Work request :: Select and reproduce each line of the listing below that bears the string "marker".

Study material ::
========

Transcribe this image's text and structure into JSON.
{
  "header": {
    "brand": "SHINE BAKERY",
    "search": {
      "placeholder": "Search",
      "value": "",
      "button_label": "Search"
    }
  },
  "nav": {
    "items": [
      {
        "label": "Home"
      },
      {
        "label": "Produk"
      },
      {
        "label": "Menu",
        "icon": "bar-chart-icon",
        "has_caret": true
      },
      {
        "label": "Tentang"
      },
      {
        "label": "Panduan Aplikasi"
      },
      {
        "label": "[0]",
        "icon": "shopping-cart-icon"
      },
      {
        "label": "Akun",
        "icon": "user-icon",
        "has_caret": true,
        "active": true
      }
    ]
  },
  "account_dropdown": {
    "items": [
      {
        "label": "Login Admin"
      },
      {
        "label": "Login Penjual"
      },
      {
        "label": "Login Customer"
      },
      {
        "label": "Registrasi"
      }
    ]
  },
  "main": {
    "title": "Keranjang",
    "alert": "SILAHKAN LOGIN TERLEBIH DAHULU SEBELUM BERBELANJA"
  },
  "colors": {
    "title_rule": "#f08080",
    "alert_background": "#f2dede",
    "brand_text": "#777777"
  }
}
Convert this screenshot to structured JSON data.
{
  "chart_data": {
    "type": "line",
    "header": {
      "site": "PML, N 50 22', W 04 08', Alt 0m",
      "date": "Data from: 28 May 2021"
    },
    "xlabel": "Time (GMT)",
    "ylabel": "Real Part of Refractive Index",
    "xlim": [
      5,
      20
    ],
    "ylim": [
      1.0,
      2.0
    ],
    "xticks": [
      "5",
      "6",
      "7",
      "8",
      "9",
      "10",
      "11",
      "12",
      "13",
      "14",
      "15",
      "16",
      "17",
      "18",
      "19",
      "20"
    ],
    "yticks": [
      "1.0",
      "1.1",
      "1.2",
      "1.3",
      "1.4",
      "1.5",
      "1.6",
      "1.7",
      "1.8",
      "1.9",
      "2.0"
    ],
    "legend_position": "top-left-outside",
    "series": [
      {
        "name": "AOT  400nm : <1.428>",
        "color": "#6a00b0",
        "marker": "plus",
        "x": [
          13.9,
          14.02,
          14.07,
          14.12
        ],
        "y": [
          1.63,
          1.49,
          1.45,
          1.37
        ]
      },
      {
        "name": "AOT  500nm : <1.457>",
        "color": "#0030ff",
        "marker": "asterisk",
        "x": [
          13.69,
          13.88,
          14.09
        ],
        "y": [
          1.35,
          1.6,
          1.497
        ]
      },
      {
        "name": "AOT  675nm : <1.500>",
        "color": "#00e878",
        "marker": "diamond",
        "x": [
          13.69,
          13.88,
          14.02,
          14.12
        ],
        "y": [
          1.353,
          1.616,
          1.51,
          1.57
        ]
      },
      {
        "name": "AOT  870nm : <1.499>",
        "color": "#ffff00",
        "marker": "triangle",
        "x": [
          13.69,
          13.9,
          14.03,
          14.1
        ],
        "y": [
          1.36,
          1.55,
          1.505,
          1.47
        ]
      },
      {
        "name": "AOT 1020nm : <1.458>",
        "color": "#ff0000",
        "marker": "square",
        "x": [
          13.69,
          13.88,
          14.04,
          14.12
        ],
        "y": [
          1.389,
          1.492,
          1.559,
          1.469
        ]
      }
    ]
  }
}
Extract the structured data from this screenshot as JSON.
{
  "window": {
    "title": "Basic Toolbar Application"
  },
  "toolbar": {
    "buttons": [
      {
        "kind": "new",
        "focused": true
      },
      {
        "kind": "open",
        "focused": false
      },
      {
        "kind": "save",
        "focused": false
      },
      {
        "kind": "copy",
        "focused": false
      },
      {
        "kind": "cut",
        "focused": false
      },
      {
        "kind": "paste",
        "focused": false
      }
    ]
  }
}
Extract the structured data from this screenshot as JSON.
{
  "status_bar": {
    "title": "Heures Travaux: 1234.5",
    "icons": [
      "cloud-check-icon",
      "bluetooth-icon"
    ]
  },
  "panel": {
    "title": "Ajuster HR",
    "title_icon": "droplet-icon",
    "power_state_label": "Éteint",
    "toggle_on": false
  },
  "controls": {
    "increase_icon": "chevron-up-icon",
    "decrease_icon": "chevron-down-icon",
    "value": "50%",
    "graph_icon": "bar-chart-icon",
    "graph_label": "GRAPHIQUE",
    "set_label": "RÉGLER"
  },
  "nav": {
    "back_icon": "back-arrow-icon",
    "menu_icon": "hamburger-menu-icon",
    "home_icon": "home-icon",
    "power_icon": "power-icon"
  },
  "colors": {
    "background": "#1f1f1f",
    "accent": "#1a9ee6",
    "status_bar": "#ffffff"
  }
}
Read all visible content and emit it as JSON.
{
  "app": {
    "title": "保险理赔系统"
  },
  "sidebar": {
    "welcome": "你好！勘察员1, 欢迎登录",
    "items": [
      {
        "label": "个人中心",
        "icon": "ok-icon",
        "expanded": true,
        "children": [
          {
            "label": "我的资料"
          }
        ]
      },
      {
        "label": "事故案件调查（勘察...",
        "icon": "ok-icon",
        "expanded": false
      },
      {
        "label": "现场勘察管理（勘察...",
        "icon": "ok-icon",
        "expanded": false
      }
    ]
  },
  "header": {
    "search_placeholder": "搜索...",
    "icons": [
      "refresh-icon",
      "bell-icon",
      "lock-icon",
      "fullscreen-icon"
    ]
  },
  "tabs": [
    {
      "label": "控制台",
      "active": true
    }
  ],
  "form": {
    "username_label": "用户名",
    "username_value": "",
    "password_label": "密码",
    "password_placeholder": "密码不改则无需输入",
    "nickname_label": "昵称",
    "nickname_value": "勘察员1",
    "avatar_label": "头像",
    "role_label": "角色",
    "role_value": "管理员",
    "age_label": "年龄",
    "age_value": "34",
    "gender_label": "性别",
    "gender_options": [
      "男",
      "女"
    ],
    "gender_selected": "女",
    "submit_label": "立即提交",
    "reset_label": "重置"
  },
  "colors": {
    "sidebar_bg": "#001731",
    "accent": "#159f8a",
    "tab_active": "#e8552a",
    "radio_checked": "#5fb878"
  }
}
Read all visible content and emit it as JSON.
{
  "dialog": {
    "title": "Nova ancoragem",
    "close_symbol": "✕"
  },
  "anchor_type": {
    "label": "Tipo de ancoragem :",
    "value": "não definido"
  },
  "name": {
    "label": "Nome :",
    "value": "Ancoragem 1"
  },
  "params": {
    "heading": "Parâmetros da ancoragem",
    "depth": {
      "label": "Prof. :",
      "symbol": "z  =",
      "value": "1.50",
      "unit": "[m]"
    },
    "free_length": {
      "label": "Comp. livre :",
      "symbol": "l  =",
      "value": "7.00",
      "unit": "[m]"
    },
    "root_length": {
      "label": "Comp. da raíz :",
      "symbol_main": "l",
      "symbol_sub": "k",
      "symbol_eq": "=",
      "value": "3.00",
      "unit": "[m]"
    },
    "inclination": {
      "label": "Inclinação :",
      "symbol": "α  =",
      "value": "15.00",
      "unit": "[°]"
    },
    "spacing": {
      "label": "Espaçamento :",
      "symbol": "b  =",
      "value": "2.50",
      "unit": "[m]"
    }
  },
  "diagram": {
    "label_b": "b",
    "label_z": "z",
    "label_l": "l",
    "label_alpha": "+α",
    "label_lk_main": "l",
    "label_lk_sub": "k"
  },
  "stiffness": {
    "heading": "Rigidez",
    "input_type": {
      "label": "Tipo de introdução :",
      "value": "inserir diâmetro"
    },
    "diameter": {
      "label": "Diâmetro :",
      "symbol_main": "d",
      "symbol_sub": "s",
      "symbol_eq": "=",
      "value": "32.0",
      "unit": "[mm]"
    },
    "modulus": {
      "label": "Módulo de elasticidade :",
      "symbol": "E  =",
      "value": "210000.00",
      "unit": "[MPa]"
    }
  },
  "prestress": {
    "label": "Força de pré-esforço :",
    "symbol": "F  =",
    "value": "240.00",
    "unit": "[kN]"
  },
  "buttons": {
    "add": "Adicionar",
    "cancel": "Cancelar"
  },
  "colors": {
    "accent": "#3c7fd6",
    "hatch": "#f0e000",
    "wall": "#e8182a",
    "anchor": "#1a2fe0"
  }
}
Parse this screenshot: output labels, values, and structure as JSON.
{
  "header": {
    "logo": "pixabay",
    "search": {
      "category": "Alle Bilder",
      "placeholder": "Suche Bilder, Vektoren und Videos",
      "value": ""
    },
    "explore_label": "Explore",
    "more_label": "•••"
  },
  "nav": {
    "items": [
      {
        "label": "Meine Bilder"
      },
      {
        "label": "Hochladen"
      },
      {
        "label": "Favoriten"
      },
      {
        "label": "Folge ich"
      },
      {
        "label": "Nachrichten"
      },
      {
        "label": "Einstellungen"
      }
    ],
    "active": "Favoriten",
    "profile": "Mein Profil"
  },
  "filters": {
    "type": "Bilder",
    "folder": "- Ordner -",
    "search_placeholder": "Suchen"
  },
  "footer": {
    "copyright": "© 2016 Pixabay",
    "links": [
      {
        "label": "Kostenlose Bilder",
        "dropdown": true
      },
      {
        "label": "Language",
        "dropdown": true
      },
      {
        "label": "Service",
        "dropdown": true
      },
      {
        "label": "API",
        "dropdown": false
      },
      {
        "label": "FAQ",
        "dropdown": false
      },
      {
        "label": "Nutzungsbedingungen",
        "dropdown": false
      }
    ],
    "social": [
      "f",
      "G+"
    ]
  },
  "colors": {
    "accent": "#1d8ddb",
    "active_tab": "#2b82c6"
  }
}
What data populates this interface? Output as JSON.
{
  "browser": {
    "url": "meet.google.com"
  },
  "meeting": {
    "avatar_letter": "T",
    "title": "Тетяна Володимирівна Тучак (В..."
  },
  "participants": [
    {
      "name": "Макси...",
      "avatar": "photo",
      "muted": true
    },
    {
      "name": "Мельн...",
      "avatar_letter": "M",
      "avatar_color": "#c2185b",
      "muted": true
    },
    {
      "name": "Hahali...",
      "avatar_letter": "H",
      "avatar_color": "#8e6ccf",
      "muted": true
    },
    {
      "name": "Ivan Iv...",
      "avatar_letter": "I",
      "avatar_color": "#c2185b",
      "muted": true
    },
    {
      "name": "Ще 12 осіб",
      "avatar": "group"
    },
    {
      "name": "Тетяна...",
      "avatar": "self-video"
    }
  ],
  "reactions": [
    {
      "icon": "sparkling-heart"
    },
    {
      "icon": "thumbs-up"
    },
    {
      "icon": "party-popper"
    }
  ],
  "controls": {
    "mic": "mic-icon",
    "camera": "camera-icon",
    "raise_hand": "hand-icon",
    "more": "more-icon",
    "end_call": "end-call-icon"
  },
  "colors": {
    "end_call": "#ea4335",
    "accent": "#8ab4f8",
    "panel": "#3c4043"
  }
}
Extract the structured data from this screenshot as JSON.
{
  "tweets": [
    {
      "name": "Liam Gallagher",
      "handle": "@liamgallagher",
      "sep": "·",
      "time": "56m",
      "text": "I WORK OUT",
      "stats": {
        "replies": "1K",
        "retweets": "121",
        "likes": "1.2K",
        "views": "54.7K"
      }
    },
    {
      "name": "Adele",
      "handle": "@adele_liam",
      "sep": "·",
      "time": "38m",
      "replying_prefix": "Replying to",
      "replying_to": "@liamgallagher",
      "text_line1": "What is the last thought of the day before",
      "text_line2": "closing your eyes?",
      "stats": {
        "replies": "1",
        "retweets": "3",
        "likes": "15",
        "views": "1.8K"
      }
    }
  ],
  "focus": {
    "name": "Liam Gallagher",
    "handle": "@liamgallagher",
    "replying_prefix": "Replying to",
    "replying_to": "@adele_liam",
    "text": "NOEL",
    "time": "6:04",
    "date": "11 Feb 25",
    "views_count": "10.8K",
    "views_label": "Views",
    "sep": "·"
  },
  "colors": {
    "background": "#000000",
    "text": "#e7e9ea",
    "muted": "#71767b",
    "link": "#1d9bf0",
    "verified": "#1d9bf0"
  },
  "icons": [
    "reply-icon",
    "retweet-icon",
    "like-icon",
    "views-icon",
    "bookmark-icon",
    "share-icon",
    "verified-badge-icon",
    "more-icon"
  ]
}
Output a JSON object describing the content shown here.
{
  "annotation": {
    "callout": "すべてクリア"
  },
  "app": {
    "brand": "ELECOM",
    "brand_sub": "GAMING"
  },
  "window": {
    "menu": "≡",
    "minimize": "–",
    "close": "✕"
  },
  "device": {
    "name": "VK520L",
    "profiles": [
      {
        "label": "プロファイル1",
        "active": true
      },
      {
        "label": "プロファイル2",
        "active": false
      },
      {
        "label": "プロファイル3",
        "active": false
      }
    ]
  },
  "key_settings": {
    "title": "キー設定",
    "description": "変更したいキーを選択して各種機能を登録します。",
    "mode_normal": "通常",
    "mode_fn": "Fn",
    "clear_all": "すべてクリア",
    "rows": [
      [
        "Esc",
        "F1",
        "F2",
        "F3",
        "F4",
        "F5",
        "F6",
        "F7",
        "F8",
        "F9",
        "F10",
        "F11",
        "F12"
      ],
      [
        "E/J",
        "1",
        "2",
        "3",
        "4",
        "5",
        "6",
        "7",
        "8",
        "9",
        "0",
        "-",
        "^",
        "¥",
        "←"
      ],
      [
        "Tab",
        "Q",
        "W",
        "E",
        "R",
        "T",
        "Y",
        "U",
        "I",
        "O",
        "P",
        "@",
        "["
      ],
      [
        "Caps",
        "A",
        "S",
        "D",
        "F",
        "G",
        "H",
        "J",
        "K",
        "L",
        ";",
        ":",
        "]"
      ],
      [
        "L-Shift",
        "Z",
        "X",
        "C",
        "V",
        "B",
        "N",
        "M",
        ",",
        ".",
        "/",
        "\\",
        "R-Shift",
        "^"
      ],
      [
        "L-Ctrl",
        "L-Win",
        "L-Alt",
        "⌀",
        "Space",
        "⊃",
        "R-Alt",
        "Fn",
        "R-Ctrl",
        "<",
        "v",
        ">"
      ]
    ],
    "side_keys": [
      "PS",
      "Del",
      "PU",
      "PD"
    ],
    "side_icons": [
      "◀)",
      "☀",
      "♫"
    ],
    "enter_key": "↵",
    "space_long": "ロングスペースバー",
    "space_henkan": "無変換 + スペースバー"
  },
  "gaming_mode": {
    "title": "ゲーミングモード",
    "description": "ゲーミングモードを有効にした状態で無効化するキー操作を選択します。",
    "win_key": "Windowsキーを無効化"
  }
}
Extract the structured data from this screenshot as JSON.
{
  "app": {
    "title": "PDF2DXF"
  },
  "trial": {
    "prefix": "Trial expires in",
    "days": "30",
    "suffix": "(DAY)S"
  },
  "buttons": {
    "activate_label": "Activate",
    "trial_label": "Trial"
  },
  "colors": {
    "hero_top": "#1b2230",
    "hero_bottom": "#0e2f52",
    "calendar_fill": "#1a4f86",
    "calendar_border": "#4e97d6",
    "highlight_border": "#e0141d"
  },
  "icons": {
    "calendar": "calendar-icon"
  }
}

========

Result of the exercise ::
        "marker": "plus",
        "marker": "asterisk",
        "marker": "diamond",
        "marker": "triangle",
        "marker": "square",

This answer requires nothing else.